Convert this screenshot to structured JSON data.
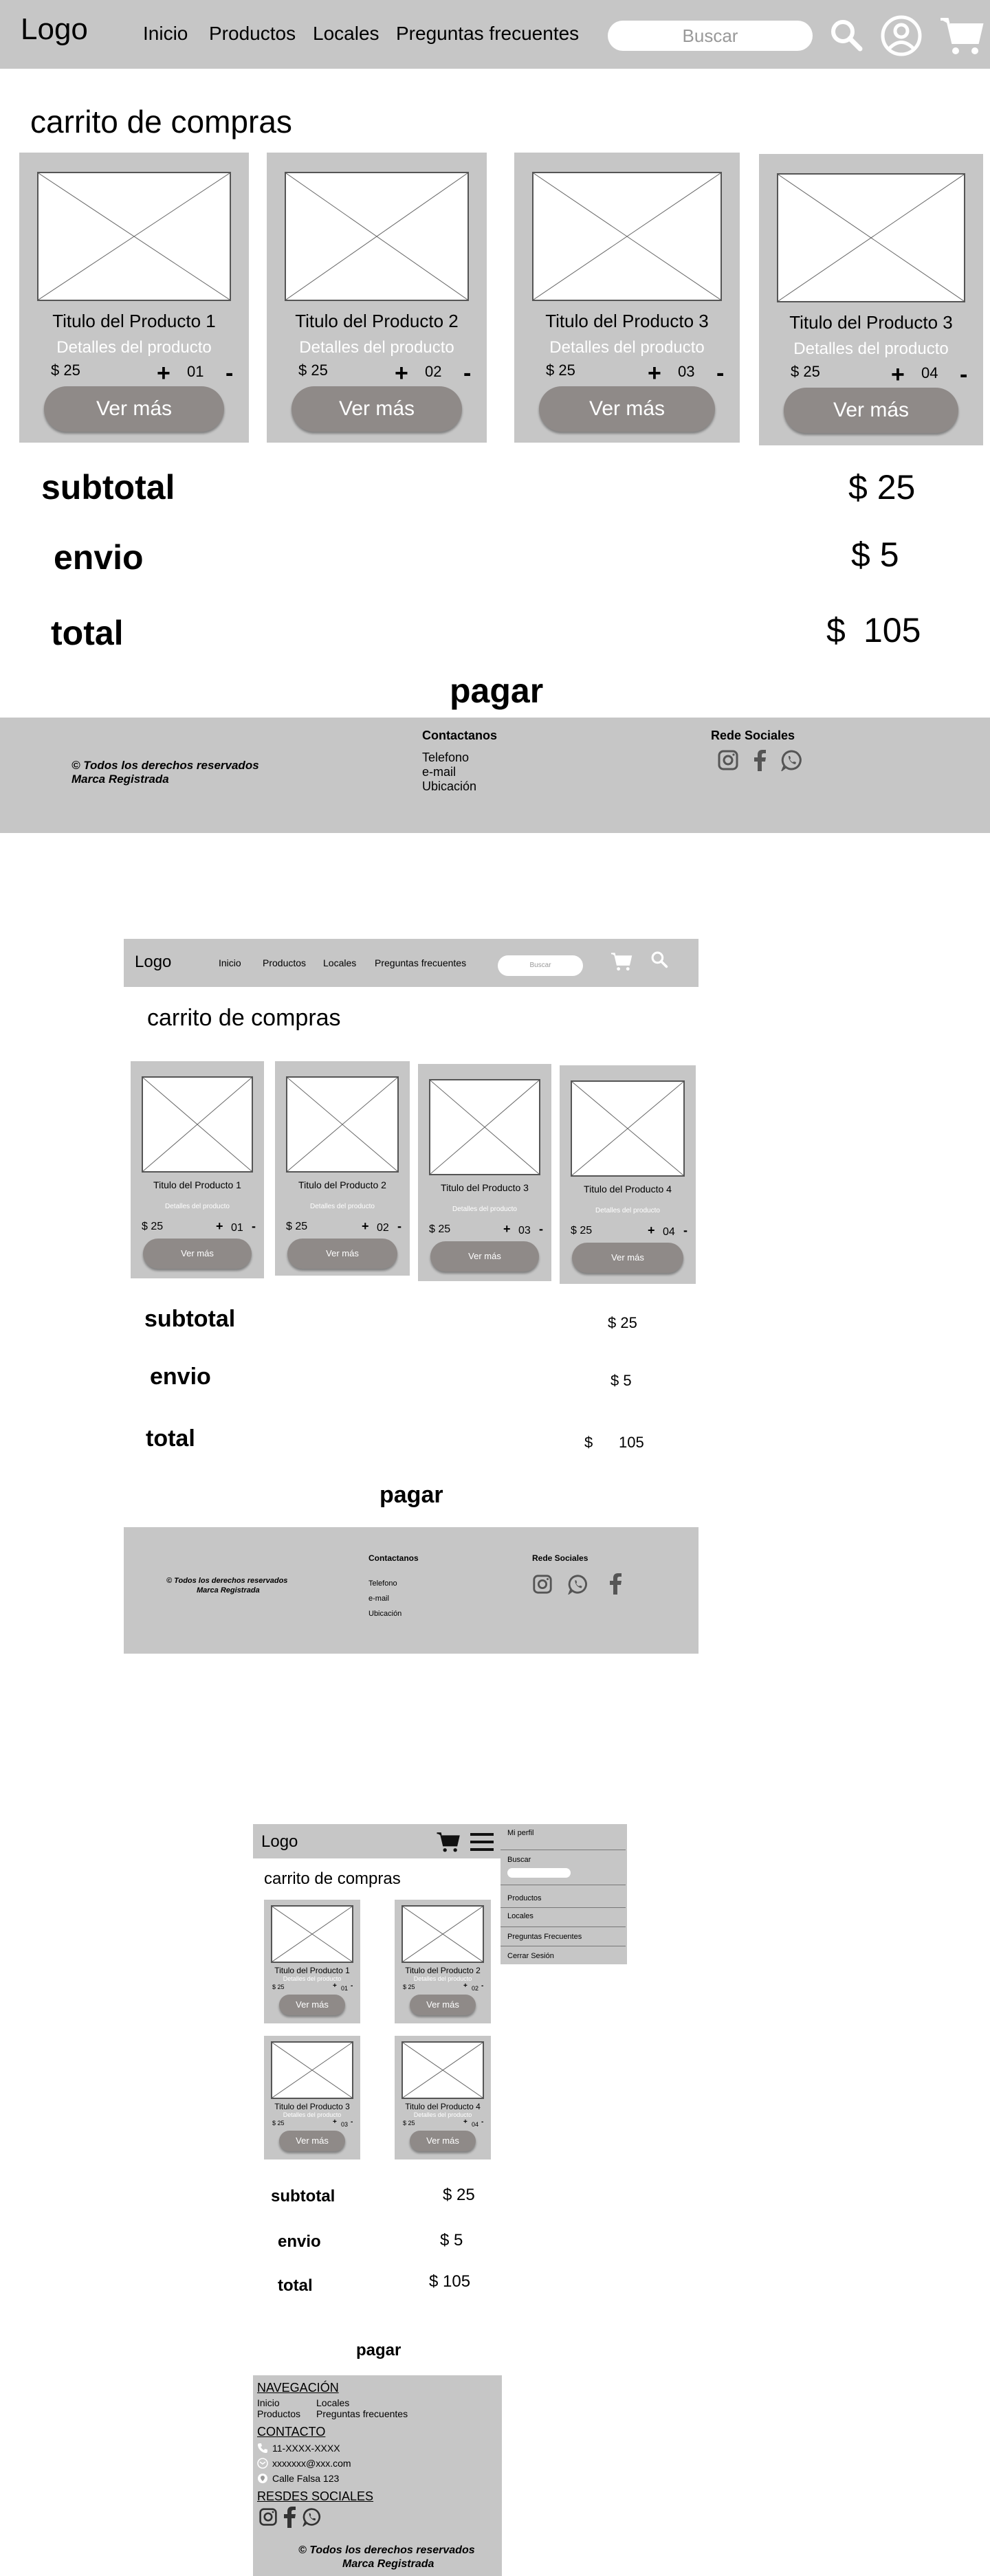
{
  "header": {
    "logo": "Logo",
    "nav": [
      "Inicio",
      "Productos",
      "Locales",
      "Preguntas frecuentes"
    ],
    "search_placeholder": "Buscar"
  },
  "cart": {
    "title": "carrito de compras",
    "products": [
      {
        "title": "Titulo del Producto 1",
        "details": "Detalles del producto",
        "price": "$ 25",
        "qty": "01",
        "button": "Ver más"
      },
      {
        "title": "Titulo del Producto 2",
        "details": "Detalles del producto",
        "price": "$ 25",
        "qty": "02",
        "button": "Ver más"
      },
      {
        "title": "Titulo del Producto 3",
        "details": "Detalles del producto",
        "price": "$ 25",
        "qty": "03",
        "button": "Ver más"
      },
      {
        "title": "Titulo del Producto 3",
        "details": "Detalles del producto",
        "price": "$ 25",
        "qty": "04",
        "button": "Ver más"
      }
    ],
    "products_tablet": [
      {
        "title": "Titulo del Producto 1",
        "details": "Detalles del producto",
        "price": "$ 25",
        "qty": "01",
        "button": "Ver más"
      },
      {
        "title": "Titulo del Producto 2",
        "details": "Detalles del producto",
        "price": "$ 25",
        "qty": "02",
        "button": "Ver más"
      },
      {
        "title": "Titulo del Producto 3",
        "details": "Detalles del producto",
        "price": "$ 25",
        "qty": "03",
        "button": "Ver más"
      },
      {
        "title": "Titulo del Producto 4",
        "details": "Detalles del producto",
        "price": "$ 25",
        "qty": "04",
        "button": "Ver más"
      }
    ],
    "plus": "+",
    "minus": "-",
    "subtotal_label": "subtotal",
    "subtotal_value": "$ 25",
    "envio_label": "envio",
    "envio_value": "$ 5",
    "total_label": "total",
    "total_value": "$ 105",
    "total_currency": "$",
    "total_amount": "105",
    "pay": "pagar"
  },
  "footer": {
    "rights_line1": "© Todos los derechos reservados",
    "rights_line2": "Marca Registrada",
    "contact_title": "Contactanos",
    "contact_items": [
      "Telefono",
      "e-mail",
      "Ubicación"
    ],
    "social_title": "Rede Sociales"
  },
  "mobile": {
    "menu": {
      "profile": "Mi perfil",
      "search": "Buscar",
      "items": [
        "Productos",
        "Locales",
        "Preguntas Frecuentes",
        "Cerrar Sesión"
      ]
    },
    "footer": {
      "nav_title": "NAVEGACIÓN",
      "nav_col1": [
        "Inicio",
        "Productos"
      ],
      "nav_col2": [
        "Locales",
        "Preguntas frecuentes"
      ],
      "contact_title": "CONTACTO",
      "phone": "11-XXXX-XXXX",
      "email": "xxxxxxx@xxx.com",
      "address": "Calle Falsa 123",
      "social_title": "RESDES SOCIALES",
      "rights_line1": "© Todos los derechos reservados",
      "rights_line2": "Marca Registrada"
    }
  },
  "colors": {
    "panel": "#c6c6c6",
    "button": "#8f8a88",
    "background": "#ffffff"
  }
}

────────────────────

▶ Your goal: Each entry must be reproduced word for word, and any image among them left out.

▶ Answer for the task:
Convert this screenshot to structured JSON data.
{
  "header": {
    "logo": "Logo",
    "nav": [
      "Inicio",
      "Productos",
      "Locales",
      "Preguntas frecuentes"
    ],
    "search_placeholder": "Buscar"
  },
  "cart": {
    "title": "carrito de compras",
    "products": [
      {
        "title": "Titulo del Producto 1",
        "details": "Detalles del producto",
        "price": "$ 25",
        "qty": "01",
        "button": "Ver más"
      },
      {
        "title": "Titulo del Producto 2",
        "details": "Detalles del producto",
        "price": "$ 25",
        "qty": "02",
        "button": "Ver más"
      },
      {
        "title": "Titulo del Producto 3",
        "details": "Detalles del producto",
        "price": "$ 25",
        "qty": "03",
        "button": "Ver más"
      },
      {
        "title": "Titulo del Producto 3",
        "details": "Detalles del producto",
        "price": "$ 25",
        "qty": "04",
        "button": "Ver más"
      }
    ],
    "products_tablet": [
      {
        "title": "Titulo del Producto 1",
        "details": "Detalles del producto",
        "price": "$ 25",
        "qty": "01",
        "button": "Ver más"
      },
      {
        "title": "Titulo del Producto 2",
        "details": "Detalles del producto",
        "price": "$ 25",
        "qty": "02",
        "button": "Ver más"
      },
      {
        "title": "Titulo del Producto 3",
        "details": "Detalles del producto",
        "price": "$ 25",
        "qty": "03",
        "button": "Ver más"
      },
      {
        "title": "Titulo del Producto 4",
        "details": "Detalles del producto",
        "price": "$ 25",
        "qty": "04",
        "button": "Ver más"
      }
    ],
    "plus": "+",
    "minus": "-",
    "subtotal_label": "subtotal",
    "subtotal_value": "$ 25",
    "envio_label": "envio",
    "envio_value": "$ 5",
    "total_label": "total",
    "total_value": "$ 105",
    "total_currency": "$",
    "total_amount": "105",
    "pay": "pagar"
  },
  "footer": {
    "rights_line1": "© Todos los derechos reservados",
    "rights_line2": "Marca Registrada",
    "contact_title": "Contactanos",
    "contact_items": [
      "Telefono",
      "e-mail",
      "Ubicación"
    ],
    "social_title": "Rede Sociales"
  },
  "mobile": {
    "menu": {
      "profile": "Mi perfil",
      "search": "Buscar",
      "items": [
        "Productos",
        "Locales",
        "Preguntas Frecuentes",
        "Cerrar Sesión"
      ]
    },
    "footer": {
      "nav_title": "NAVEGACIÓN",
      "nav_col1": [
        "Inicio",
        "Productos"
      ],
      "nav_col2": [
        "Locales",
        "Preguntas frecuentes"
      ],
      "contact_title": "CONTACTO",
      "phone": "11-XXXX-XXXX",
      "email": "xxxxxxx@xxx.com",
      "address": "Calle Falsa 123",
      "social_title": "RESDES SOCIALES",
      "rights_line1": "© Todos los derechos reservados",
      "rights_line2": "Marca Registrada"
    }
  },
  "colors": {
    "panel": "#c6c6c6",
    "button": "#8f8a88",
    "background": "#ffffff"
  }
}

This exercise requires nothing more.